For the famed furniture designers, brothers Fernando and Humberto Campana, startling materials are a hallmark of their design practice. Often evoking the rich street-market culture of their native Brazil, they utilize everyday elements in unexpected ways, such as this looped red cord for the opulent pile upholstery of this Vermelha (Red) chair (2007).

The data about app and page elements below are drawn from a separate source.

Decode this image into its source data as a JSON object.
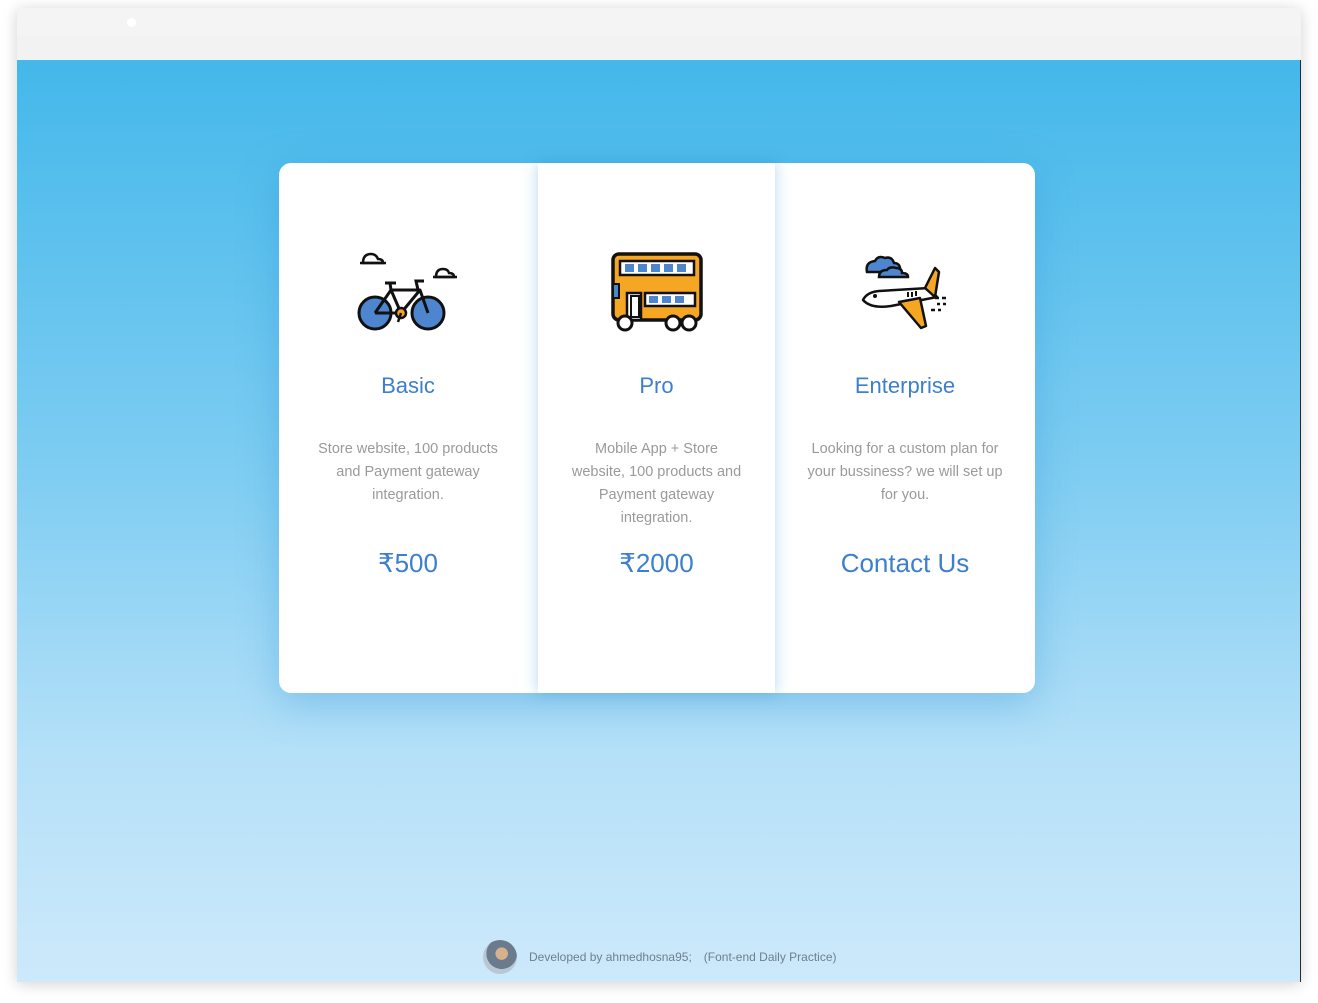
{
  "plans": [
    {
      "icon": "bicycle-icon",
      "title": "Basic",
      "description": "Store website, 100 products and Payment gateway integration.",
      "price": "₹500"
    },
    {
      "icon": "double-decker-bus-icon",
      "title": "Pro",
      "description": "Mobile App + Store website, 100 products and Payment gateway integration.",
      "price": "₹2000"
    },
    {
      "icon": "airplane-icon",
      "title": "Enterprise",
      "description": "Looking for a custom plan for your bussiness? we will set up for you.",
      "price": "Contact Us"
    }
  ],
  "footer": {
    "credit": "Developed by ahmedhosna95;",
    "note": "(Font-end Daily Practice)"
  },
  "colors": {
    "accent": "#3d7fce",
    "description": "#9a9a9a",
    "background_top": "#43b8ea",
    "background_bottom": "#cde9fb"
  }
}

The Campana brothers are most celebrated for their design of the Vermelha chair — an iconic piece handmade from a huge length of rope, wrapped and woven to create the chair’s nest-like structure. “The Vermelha chair is an homage to chaos,” says Humberto. “It’s a portrait of Brazil, a melting pot of culture and races…and I try to manifest this idea into a kind of chair that is chaotic in its very construction.” The chair was the first piece of work exhibited by Brazilians at the Museum of Modern Art, New York. Their studio continues to produce and develop furniture made from ordinary everyday materials that have been discarded, such as rope, fabric, wood, cardboard, plastic tubes, and aluminum wire.
Photographed in the Cooper Hewitt Design Museum in NYC.